→ **Problem requirements**:
Write out the data exactly, keeping every line.

══ Provided records

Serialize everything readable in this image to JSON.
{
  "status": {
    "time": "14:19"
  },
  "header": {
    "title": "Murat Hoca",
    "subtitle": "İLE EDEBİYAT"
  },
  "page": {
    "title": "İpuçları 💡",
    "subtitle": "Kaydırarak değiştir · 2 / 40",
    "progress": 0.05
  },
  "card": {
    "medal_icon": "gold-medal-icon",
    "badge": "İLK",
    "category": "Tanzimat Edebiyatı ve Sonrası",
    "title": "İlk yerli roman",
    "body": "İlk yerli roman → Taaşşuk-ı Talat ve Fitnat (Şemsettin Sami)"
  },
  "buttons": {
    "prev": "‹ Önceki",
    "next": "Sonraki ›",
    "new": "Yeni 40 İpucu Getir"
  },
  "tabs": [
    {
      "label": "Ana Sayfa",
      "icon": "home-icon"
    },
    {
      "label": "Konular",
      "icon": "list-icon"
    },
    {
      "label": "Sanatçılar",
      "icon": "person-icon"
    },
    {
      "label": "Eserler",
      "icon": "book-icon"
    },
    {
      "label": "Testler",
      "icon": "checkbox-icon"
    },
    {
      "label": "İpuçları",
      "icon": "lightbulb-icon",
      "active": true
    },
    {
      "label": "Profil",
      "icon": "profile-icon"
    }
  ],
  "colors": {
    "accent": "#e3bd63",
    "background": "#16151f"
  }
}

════

→ **Completed task**:
Serialize everything readable in this image to JSON.
{
  "status": {
    "time": "14:19"
  },
  "header": {
    "title": "Murat Hoca",
    "subtitle": "İLE EDEBİYAT"
  },
  "page": {
    "title": "İpuçları 💡",
    "subtitle": "Kaydırarak değiştir · 2 / 40",
    "progress": 0.05
  },
  "card": {
    "medal_icon": "gold-medal-icon",
    "badge": "İLK",
    "category": "Tanzimat Edebiyatı ve Sonrası",
    "title": "İlk yerli roman",
    "body": "İlk yerli roman → Taaşşuk-ı Talat ve Fitnat (Şemsettin Sami)"
  },
  "buttons": {
    "prev": "‹ Önceki",
    "next": "Sonraki ›",
    "new": "Yeni 40 İpucu Getir"
  },
  "tabs": [
    {
      "label": "Ana Sayfa",
      "icon": "home-icon"
    },
    {
      "label": "Konular",
      "icon": "list-icon"
    },
    {
      "label": "Sanatçılar",
      "icon": "person-icon"
    },
    {
      "label": "Eserler",
      "icon": "book-icon"
    },
    {
      "label": "Testler",
      "icon": "checkbox-icon"
    },
    {
      "label": "İpuçları",
      "icon": "lightbulb-icon",
      "active": true
    },
    {
      "label": "Profil",
      "icon": "profile-icon"
    }
  ],
  "colors": {
    "accent": "#e3bd63",
    "background": "#16151f"
  }
}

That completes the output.